Exercise directions: Only the lines with "phone" in the entries below belong in the answer; please copy them.

======== Available data ========

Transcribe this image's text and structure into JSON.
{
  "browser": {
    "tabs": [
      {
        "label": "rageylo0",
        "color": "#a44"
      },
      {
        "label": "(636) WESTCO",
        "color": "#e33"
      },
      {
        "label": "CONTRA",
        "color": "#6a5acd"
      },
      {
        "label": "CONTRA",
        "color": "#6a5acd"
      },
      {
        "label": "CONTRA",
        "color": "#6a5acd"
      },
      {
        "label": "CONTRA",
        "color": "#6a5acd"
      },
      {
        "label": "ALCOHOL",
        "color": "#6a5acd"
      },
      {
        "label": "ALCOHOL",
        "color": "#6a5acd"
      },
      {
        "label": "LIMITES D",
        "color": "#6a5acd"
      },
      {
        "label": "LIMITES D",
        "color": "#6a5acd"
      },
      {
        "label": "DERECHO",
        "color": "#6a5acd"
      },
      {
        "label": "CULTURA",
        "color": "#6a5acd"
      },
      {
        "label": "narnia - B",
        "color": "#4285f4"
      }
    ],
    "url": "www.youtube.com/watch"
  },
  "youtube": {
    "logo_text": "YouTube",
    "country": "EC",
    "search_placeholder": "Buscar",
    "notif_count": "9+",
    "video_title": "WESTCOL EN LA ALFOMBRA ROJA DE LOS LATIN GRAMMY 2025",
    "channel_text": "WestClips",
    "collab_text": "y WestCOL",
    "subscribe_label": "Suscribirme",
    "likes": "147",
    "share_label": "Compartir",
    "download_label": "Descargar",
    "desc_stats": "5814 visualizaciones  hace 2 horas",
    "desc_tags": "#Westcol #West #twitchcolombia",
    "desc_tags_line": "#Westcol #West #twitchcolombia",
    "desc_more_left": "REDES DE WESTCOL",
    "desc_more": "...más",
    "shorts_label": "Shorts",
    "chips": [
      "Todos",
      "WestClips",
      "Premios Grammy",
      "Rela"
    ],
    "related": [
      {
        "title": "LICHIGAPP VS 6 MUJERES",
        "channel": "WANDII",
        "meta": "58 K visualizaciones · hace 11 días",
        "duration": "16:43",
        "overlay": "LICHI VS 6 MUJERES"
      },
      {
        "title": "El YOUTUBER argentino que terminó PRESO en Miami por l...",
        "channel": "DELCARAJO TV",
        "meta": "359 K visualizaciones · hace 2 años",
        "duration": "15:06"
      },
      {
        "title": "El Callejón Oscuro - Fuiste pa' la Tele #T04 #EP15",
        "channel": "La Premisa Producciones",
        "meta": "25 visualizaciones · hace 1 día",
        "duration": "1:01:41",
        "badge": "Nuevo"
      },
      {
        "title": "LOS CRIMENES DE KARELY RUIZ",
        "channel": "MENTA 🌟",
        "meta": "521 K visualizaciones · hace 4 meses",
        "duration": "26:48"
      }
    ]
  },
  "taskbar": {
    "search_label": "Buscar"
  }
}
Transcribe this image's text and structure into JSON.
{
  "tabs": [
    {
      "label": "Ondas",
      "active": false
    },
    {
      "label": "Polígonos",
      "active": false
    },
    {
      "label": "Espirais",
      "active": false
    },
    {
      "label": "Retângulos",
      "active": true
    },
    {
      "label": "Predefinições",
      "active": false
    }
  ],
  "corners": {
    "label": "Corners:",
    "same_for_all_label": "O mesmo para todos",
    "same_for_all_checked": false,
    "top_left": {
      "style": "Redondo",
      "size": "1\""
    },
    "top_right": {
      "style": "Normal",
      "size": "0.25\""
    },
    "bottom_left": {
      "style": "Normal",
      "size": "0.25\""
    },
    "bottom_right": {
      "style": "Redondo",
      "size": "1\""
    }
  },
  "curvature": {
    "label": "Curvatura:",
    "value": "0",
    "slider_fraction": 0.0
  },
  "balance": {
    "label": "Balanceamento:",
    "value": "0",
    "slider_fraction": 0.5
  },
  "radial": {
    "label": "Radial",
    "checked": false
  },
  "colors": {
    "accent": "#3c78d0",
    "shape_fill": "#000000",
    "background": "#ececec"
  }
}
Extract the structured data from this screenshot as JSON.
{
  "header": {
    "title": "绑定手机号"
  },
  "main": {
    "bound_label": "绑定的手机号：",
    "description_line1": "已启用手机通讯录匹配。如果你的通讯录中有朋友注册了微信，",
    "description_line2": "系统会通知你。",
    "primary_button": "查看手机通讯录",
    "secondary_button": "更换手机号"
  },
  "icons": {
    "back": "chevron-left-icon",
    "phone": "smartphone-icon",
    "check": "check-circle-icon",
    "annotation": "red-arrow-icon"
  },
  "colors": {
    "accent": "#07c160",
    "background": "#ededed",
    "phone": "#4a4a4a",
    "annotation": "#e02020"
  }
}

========

Response below:
    "phone": "smartphone-icon",
    "phone": "#4a4a4a",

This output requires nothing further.